Nokia, the mobile phone brand now owned by Microsoft, recently asked Lowndon, maker of the HERE for iPhone app, to rebrand its application or face legal action.

In one regard, and it is a very important one, I fully understand why. For a start, the ‘passing off’ law would appear to be on Nokia’s side. They’ve a trademark covering the name and they have invested a great deal of time and money promoting it within the ‘mobile communications space’. On the other hand, I suspect most of us are capable of seeing the difference and for a generic word such as ‘here’ not to be available on geo-specific apps is, well, kind of restricting to everyone else.

With all their corporate clout, I suspect Nokia will get their way and Lowdown will be faced with the not inconsiderable expense of changing their app and their own marketing – which I suspect will be disproportionately expensive for them.

Now, let’s imagine the boot is on the other foot. Actually, no need to imagine, We, as in Cloud Heroes, have a real example of where the small business seems to have little chance of enforcement of trademark laws without risking potentially expensive litigation along with all the stresses that brings with it.

Cloud Heroes is a trading name of JPC InfoNet Limited. The brand was introduced a number of years ago and much has been invested in it. We own the .com, .net and domain names; we own the UK Limited company name and we have a Registered Trademark covering the Cloud Heroes’ logo and name. So, you’d think we’d be fairly safe from anyone, especially someone operating in our market, using our intellectual property and trademarks. Well you’ve probably guess by now, this is not the case!

One of the key elements of the Cloud Heroes brand for us is that it is not (just) us who are the heroes, it is the customer. Those taking the bold (back then – much more risk free these days) step of moving to the cloud. As a smaller company, we have to be more agile, innovative and simply ‘better’ than our competition. One of our key competitors is Rackspace. They are one of the market leaders and ‘claim’ to be market innovators having launched all kinds of services not available elsewhere – but they obviously haven’t looked in our direction.

Much of what they launch by way of new services, we have already been doing for a considerable time, it’s just that relatively few people know about it compared to Rackspace’s market penetration. So there is clearly the opportunity for prospective, or even current customers to become very confused when they see the likes of Rackspace, promoting ‘Cloud Heroes’ as one of their lead marketing campaigns. And they’re not alone, Oracle are at it too.

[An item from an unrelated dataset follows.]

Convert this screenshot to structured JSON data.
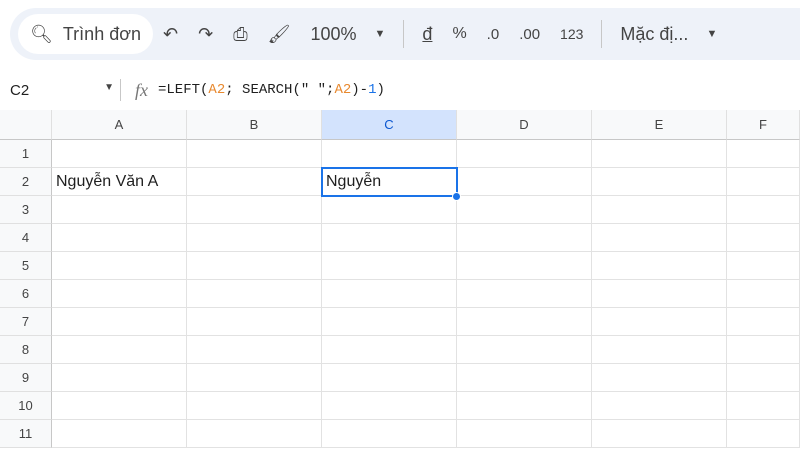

Cloud Heroes is proud of its tradition of innovation, service and reliability and the fact that every product we deliver in this space is ours, created by us and running on our own, carefully crafted network. We don’t want our customers and prospects to suspect that we’re reselling a Rackspace product – we believe we’re better than that.

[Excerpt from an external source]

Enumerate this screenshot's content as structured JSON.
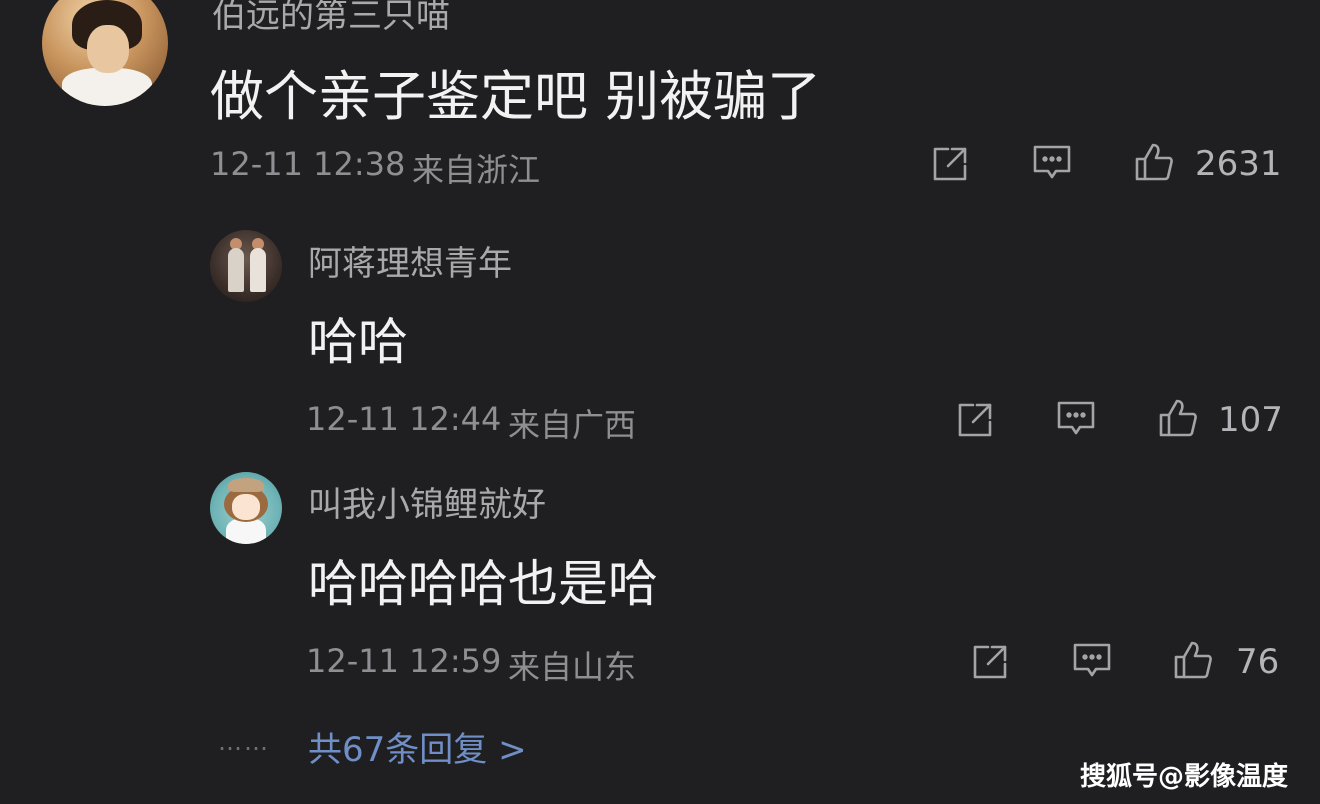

So why not threaten legal action? Well we could but there are two key considerations aside from the cost and the stress:

1. Rackspace has a very aggressive approach to anyone who threatens them with legal action over this kind of infringement. They say it is to protect them from extortion by ‘chancers’ – but where does that leave companies like us? Given the law can be an a***, will there be a happy ending?

2. Some lateral thinking. Given that Rackspace will be investing much more in the marketing of ‘Cloud Heroes’ than we could ever afford, do the potential benefits to us of gaining greater market exposure given our dominance of ‘Cloud Heroes’ on search engines, outweigh the potential damage to our IP? I’ve certainly heard of cases where such infringements have benefitted the ‘wronged’ but of course, it is a risk, but is it one worth taking?

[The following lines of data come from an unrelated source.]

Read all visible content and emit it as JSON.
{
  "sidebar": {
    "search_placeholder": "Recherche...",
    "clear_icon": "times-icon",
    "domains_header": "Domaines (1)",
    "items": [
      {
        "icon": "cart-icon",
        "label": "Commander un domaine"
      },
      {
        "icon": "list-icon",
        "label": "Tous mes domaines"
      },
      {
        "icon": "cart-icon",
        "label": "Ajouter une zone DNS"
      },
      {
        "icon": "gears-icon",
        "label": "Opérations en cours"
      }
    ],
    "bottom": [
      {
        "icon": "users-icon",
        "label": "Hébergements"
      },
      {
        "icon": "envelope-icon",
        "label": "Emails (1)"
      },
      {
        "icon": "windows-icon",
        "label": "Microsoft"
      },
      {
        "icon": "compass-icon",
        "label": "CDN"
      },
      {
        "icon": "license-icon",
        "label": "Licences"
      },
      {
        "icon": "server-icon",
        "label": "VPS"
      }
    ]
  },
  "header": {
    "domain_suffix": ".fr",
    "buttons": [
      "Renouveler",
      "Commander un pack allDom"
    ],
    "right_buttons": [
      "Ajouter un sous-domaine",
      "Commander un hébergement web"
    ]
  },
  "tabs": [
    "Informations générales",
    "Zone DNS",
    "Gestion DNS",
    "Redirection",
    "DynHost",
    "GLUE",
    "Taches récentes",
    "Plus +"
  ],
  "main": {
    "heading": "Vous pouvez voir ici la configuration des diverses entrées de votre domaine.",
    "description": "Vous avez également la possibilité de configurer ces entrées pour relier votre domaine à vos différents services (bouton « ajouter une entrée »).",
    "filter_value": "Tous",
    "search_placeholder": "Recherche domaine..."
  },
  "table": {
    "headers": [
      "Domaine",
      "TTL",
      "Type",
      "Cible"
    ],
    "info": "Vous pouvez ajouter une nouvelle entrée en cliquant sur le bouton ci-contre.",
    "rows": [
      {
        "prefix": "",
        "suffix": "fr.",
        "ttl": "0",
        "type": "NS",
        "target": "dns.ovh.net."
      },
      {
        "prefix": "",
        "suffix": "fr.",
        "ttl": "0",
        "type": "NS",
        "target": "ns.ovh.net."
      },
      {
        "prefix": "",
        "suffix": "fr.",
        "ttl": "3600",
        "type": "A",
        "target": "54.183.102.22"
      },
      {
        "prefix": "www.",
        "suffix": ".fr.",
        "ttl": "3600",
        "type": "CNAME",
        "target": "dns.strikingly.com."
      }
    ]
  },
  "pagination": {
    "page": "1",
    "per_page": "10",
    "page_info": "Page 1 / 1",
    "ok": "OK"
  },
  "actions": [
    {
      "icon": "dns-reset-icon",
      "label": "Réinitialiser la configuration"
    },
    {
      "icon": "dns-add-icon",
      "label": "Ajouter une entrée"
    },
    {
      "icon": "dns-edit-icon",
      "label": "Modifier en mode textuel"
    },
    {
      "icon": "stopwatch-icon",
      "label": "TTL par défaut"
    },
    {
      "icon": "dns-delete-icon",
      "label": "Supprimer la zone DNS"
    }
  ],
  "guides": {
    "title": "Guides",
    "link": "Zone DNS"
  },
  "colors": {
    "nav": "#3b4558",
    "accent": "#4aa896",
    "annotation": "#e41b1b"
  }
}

There is, as yet, no outcome of this case. I’ve written to Rackspace and Oracle myself but have heard nothing by way of a response. I could get a solicitor’s ‘Cease & Desist’ letter sent but then the two points above still remain burning questions.

What is your view? Have you had a similar experience of being infringed or indeed, of having infringed someone else’s trademark? I’d be delighted to hear from you with regards to your experiences and any inputs which I might find helpful.

making better connections

Request a Callback